Auckland Transport have announced the results of the latest public transport fare review and its good. What’s more they appear to be addressing or working towards addressing many of the issues we have raised in the past.
Auckland Transport has completed its Annual Fare Review which sees ticket prices on buses, trains and ferries change from July 6. From that date adults who use the AT HOP card for their travel will receive a 20% discount off the single trip adult cash fare (excluding NiteRider, Airbus Express and Waiheke ferry services). Child and tertiary AT HOP users will also continue to receive discounts on most services, when compared to the equivalent cash fares. In contrast most cash fares for bus and train and some cash fares for ferry will increase (some AT HOP fares for ferries will also increase).
Auckland Transport Chief Executive David Warburton says the annual review takes into account operator cost increases (e.g. fuel and wages), revenue and patronage movements. He adds that Auckland Transport is also undertaking a strategic review of all public transport costs and pricing, due to be completed towards the end of the year. “Public transport must be seen as a viable alternative to the car if Auckland is to even begin to resolve its transport problems”, he says. “By making travel even more attractive on the AT HOP card we are hoping more people will switch to public transport.”
In March there was a jump in the number of people using public transport in Auckland with 7.3 million trips, an increase of 3.9% on March last year. The financial year to March also saw strong growth overall with just over 71 million trips.
In addition to an increased discount on AT HOP Auckland Transport will remove the 25 cent top-up fee and reduce the minimum top-up amount on the card from $10 to $5, both from July 6. The card itself will also remain at $5 until at least 31 January 2015.
From July 6 when the new fares are implemented, cash fares will be in 50 cent multiples which will reduce cash handling on buses in particular (with the exception of the City LINK child cash fare which will remain at 30 cents). Mr Warburton has also signalled that Auckland Transport hopes to move to implementing an exact fare/no change given policy in the future and will investigate the potential of removing cash fares altogether, as has recently been introduced in Sydney.
Here’s what’s happening with adult bus and train fares
Overall I think this is a very good move by AT. By raising the cash fares but also increasing the HOP discount it does two things.
- It increases the differential between cash and HOP fares which will help make HOP more attractive. More people using HOP is good, particularly for buses as it speeds up boarding time.

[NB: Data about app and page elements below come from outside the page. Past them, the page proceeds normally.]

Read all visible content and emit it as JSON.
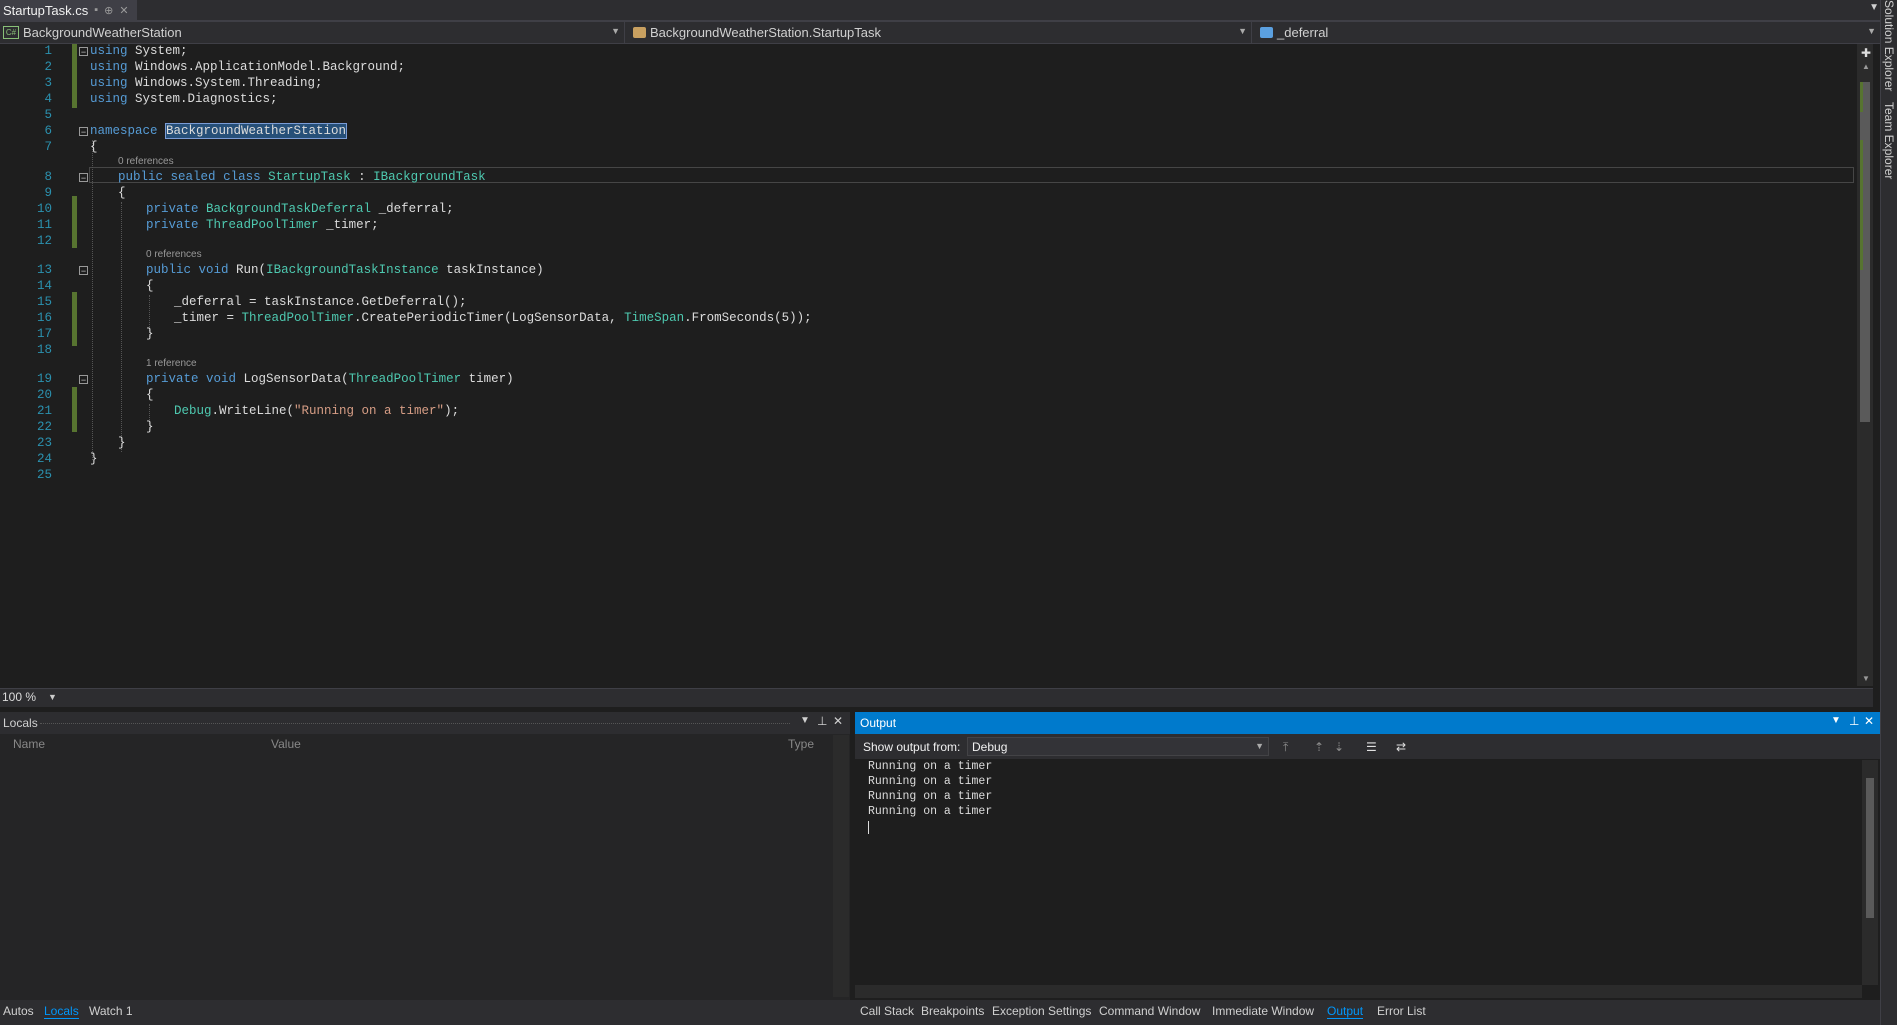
{
  "tab": {
    "title": "StartupTask.cs",
    "pin": "⊕",
    "close": "✕"
  },
  "nav": {
    "project": "BackgroundWeatherStation",
    "type": "BackgroundWeatherStation.StartupTask",
    "member": "_deferral"
  },
  "code": {
    "line_numbers": [
      "1",
      "2",
      "3",
      "4",
      "5",
      "6",
      "7",
      "8",
      "9",
      "10",
      "11",
      "12",
      "13",
      "14",
      "15",
      "16",
      "17",
      "18",
      "19",
      "20",
      "21",
      "22",
      "23",
      "24",
      "25"
    ],
    "codelens": [
      "0 references",
      "0 references",
      "1 reference"
    ],
    "tokens": {
      "using": "using",
      "system": " System;",
      "appmodel": " Windows.ApplicationModel.Background;",
      "threading": " Windows.System.Threading;",
      "diagnostics": " System.Diagnostics;",
      "namespace": "namespace",
      "ns_name": "BackgroundWeatherStation",
      "brace_open": "{",
      "brace_close": "}",
      "public": "public",
      "sealed": "sealed",
      "class": "class",
      "class_name": "StartupTask",
      "colon": " : ",
      "ibg": "IBackgroundTask",
      "private": "private",
      "deferral_type": "BackgroundTaskDeferral",
      "deferral_name": " _deferral;",
      "timer_type": "ThreadPoolTimer",
      "timer_name": " _timer;",
      "void": "void",
      "run": " Run(",
      "ibgi": "IBackgroundTaskInstance",
      "task_instance": " taskInstance)",
      "l15": "_deferral = taskInstance.GetDeferral();",
      "l16_a": "_timer = ",
      "l16_b": "ThreadPoolTimer",
      "l16_c": ".CreatePeriodicTimer(LogSensorData, ",
      "l16_d": "TimeSpan",
      "l16_e": ".FromSeconds(5));",
      "log_sig": " LogSensorData(",
      "tpt": "ThreadPoolTimer",
      "timer_param": " timer)",
      "debug": "Debug",
      "writeline": ".WriteLine(",
      "str": "\"Running on a timer\"",
      "end": ");"
    }
  },
  "zoom": {
    "label": "100 %"
  },
  "side_tabs": [
    "Solution Explorer",
    "Team Explorer"
  ],
  "locals": {
    "title": "Locals",
    "columns": {
      "name": "Name",
      "value": "Value",
      "type": "Type"
    }
  },
  "output": {
    "title": "Output",
    "show_from_label": "Show output from:",
    "source": "Debug",
    "lines": [
      "Running on a timer",
      "Running on a timer",
      "Running on a timer",
      "Running on a timer"
    ]
  },
  "bottom_tabs_left": [
    "Autos",
    "Locals",
    "Watch 1"
  ],
  "bottom_tabs_right": [
    "Call Stack",
    "Breakpoints",
    "Exception Settings",
    "Command Window",
    "Immediate Window",
    "Output",
    "Error List"
  ],
  "colors": {
    "accent": "#007acc",
    "keyword": "#569cd6",
    "type": "#4ec9b0",
    "string": "#d69d85",
    "line_number": "#2b91af",
    "change_bar": "#577430"
  }
}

- Over 60% of all trips now take place using HOP, that means for the majority of PT users these changes will actually represent a decrease in fares.
That second point is important as I’m not sure if we’ve ever seen an actual fare decrease before – although AT’s transport indicators show that fares had been reducing due to inflation for some time.

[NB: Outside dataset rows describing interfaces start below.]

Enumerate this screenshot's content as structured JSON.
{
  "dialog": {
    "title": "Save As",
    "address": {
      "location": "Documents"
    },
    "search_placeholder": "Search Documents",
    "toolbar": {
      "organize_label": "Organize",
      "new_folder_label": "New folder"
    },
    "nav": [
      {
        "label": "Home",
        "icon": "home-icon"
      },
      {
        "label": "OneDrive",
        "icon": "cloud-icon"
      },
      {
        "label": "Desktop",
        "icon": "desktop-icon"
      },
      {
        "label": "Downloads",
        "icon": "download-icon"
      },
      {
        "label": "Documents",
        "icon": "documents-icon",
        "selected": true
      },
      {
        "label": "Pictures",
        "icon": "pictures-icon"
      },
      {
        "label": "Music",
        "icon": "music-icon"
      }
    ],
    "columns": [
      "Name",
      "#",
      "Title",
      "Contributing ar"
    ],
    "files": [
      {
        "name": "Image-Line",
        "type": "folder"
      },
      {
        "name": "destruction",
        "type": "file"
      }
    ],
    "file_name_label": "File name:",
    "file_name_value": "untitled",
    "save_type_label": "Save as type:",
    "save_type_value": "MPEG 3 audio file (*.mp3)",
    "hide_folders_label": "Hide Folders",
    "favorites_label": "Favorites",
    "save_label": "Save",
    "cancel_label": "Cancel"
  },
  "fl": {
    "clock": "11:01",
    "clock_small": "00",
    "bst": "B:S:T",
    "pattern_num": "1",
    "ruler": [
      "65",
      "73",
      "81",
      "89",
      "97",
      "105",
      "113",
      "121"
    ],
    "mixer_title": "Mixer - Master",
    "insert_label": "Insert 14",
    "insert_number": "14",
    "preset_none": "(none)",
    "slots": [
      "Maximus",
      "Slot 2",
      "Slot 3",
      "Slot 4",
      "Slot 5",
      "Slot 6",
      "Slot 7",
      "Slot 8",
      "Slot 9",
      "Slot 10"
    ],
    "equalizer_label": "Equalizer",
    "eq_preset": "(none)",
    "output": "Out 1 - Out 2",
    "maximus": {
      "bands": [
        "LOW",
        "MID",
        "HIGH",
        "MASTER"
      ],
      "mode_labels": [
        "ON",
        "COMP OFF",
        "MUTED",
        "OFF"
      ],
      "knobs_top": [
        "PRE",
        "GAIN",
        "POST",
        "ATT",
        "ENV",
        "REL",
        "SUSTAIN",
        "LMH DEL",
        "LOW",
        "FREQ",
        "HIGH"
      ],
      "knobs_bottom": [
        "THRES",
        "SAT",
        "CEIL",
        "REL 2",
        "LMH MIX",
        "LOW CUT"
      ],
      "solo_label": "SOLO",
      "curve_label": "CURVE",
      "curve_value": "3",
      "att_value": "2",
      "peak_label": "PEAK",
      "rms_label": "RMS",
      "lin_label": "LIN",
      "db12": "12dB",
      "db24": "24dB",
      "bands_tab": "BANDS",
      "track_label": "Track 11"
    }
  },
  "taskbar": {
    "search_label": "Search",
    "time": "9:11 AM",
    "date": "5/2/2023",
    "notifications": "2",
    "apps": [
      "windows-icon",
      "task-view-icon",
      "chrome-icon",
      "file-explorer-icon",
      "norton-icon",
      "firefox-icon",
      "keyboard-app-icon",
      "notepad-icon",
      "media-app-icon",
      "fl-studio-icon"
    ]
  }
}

Change in the 1-5 stage bus cash fares in 2013 prices over time. The HOP fares (dotted line) show the equivalent HOP fares. The HOP stage 1 bus fare is equivalent to the 2004 stage 1 cash fare and for other stages is cheaper than the 2004 cash fares. (Nominal fares are adjusted based on CPI index to provide their relative cost in real terms)
The one mode that has bucked the trend has been ferry fares which mostly seem to be going up which is probably a symptom of the more commercial nature of ferries.
It will certainly be interesting to see what these change do to patronage. One thing I do wonder though is what the impact on revenue is from the change to HOP fares. Could the difference have been used to provide additional services and would those deliver more patronage growth than what this fare change will deliver?
The one issue I have seen people not as happy about is the ferry fares which mostly seem to be going up. I also like how the cash fares are being rounded to a multiple of 50c which should hopefully help speed up the issuing of change on buses. I’m also sure that people will like the removal of the top up fee, the reduction of the minimum top up amount and the reduce prices of HOP cards – although none of them actually bothered me.
I also like how AT have signalled future changes to further speed up buses by eventually implementing an exact change/no change given policy or potentially removing cash fares altogether. The exact/no change idea is something that I imagine could be fairly easy to implement providing the communications around it are clear. HOP only is probably a little more difficult but perhaps something that could be done on selected services. In my mind perhaps start with the Northern Express and eventually work towards at least the entire frequent network being HOP only.
All up some good changes from AT and ones that should encourage both greater use of HOP and hopefully more patronage too. This should probably be the last fare change before we get integrated ticketing some time next year.